walking and public transit.
By Courtney Gross
The three-wheeled, human-powered pedicab lobby rolled into City Hall this morning for a surprisingly calm hearing on new regulations that would license the industry for the first time.
It was calm in comparison to the so-called chaos the industry causes in Times Square.
The new regulations -- which could be approved by the City Council as early as July, according to Consumer Affairs Committee Chairman Leroy Comrie -- would do away with a previous cap on licenses and replace it with a 60-day window to apply to operate a pedicab. The City Council had attempted to regulate the human-powered cabs in 2007, limiting their number to 325, but it was then sued by the New York City Pedicab Owners' Association. The court struck down the city regulations, which the administration opposed as well, and derailed the implementation of the cap.
The new regulations, which the administration and the City Council agreed upon earlier this month, would require pedicabs to register with the Department of Consumer Affairs. They would be subject to safety checks, drivers would be required to have a license and every cab would have to have seat belts, headlights and taillights. Their brakes would also be subject to inspection. Every pedicab business could only license 30 pedicabs.
After the 60-day licensing period, there would be an 18-month freeze on pedicab licensing. Licenses could be transferred between owners.
A major concern for the industry and city officials is safety. Currently, critics say, completely unregulated pedicabs crowd Times Square and speed along roadways, endangering passengers. Earlier this month, before the announcement of the new regulations, a driver and passenger were seriously injured when a pedicab collided with a yellow cab on the Williamsburg Bridge.
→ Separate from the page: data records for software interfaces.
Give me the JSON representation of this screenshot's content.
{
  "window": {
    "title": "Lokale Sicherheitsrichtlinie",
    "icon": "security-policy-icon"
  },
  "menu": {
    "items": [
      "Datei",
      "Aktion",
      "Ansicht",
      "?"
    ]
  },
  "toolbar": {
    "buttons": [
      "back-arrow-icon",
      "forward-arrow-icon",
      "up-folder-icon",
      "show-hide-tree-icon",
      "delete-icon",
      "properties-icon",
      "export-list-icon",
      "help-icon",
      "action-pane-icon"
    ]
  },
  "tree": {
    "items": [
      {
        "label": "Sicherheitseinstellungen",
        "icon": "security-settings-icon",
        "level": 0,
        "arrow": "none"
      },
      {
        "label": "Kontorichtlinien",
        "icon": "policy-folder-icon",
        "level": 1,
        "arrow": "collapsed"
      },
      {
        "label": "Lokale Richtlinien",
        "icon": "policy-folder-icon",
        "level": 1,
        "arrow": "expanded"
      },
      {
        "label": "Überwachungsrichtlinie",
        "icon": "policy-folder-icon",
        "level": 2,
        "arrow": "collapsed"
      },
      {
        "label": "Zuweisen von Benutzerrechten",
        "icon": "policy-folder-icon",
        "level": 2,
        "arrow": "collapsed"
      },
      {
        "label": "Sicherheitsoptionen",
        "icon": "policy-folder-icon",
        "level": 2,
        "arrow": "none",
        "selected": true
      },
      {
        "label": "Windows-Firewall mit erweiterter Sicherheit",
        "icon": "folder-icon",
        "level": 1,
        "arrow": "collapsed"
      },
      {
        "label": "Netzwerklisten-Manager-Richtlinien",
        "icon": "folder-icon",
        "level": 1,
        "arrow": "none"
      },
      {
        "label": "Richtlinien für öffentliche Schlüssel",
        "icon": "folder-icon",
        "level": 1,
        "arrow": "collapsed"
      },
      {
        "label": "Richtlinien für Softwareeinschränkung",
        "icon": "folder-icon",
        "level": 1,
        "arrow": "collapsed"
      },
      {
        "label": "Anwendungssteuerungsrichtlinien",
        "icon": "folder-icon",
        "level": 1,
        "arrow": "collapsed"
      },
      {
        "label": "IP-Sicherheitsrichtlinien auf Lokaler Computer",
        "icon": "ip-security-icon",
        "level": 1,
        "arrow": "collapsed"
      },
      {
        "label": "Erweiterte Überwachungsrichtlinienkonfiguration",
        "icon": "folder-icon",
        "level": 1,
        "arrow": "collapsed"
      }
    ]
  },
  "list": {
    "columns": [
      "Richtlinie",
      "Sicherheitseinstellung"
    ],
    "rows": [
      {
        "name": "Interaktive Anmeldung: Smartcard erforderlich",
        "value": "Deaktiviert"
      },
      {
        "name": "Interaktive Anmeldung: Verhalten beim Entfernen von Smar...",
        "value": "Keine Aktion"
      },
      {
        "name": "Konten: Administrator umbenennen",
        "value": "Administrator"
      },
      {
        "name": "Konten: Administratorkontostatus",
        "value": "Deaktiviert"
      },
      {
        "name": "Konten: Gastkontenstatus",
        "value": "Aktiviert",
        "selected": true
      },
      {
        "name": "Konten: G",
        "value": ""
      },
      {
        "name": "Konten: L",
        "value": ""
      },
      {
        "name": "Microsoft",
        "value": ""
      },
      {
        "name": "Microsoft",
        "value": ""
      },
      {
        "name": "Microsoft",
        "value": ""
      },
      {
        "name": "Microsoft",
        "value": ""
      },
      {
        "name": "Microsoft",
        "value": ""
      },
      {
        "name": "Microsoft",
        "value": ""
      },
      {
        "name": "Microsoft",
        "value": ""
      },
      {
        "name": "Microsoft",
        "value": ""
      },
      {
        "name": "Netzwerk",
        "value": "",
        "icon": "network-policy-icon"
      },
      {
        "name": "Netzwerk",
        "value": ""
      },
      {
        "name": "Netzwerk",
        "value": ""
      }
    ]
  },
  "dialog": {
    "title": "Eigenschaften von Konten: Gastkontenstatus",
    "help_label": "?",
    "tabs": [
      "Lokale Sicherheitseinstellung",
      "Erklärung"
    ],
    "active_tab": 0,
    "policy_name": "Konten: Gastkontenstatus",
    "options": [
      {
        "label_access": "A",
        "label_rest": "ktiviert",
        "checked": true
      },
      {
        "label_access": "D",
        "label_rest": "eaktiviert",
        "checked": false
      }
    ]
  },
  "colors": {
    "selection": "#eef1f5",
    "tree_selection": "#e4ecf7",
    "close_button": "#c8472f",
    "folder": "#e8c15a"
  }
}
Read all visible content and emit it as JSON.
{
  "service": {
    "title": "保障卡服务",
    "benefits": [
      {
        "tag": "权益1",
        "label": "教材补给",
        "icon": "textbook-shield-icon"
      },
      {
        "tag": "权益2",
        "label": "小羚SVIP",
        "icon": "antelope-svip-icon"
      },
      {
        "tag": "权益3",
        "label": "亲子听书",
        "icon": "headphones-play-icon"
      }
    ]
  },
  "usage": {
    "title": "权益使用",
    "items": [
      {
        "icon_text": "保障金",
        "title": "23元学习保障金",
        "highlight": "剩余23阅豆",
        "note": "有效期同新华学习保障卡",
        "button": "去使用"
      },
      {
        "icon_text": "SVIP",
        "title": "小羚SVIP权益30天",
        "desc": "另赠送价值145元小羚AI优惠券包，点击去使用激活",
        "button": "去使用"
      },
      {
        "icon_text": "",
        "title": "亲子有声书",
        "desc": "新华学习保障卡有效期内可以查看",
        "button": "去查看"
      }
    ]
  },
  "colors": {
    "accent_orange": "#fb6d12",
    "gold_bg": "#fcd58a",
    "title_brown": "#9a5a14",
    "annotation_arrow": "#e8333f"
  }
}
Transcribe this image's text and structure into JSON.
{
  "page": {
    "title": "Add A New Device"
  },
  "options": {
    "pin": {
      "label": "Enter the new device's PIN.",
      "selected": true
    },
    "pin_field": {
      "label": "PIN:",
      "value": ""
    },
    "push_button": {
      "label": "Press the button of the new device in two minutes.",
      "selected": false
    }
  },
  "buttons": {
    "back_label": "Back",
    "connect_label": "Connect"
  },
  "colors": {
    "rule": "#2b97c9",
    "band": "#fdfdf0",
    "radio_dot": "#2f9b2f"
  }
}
That incident sparked a cry to limit where pedicabs can go and highlighted the need for regulations, say critics. Some say the new rules do not go far enough.
"Midtown Manhattan is now overcrowded with these dangerous, slow-moving vehicles and this proposal simply does not fully address the larger problem," said Thomas Ferrugia, director of government relations for The Broadway League. "Pedicabs contribute to the dangerous and chaotic atmosphere of the theater district. They utilize narrow congested side-streets, stop on fast-moving thoroughfares like Broadway and 7th and 8th avenues to solicit rides and weave dangerously through traffic."
While some criticized the 60-day licensing period, saying it needs to go further in regulating the industry, others said the city should do more to promote the clean and green way of getting around town. A licensing period would be a de facto cap on pedicab permits, which the city should be encouraging to spread to the outer boroughs, one operator said.
Caroline Samponaro, director of bicycle advocacy for Transportation Alternatives, said pedicabs should be allowed on bridges, in bike lanes and they should not be blamed for Midtown congestion. Those in the industry say the new regulations need to focus on cutting out reckless pedicab drivers -- through a series of fines and eventual de-licensing -- than on capping the number of cabs to begin with.
"While no piece of legislation is ever perfect, this bill comes fairly close," said Chad Marlow of the New York Pedicab Owners' Association in a prepared statement.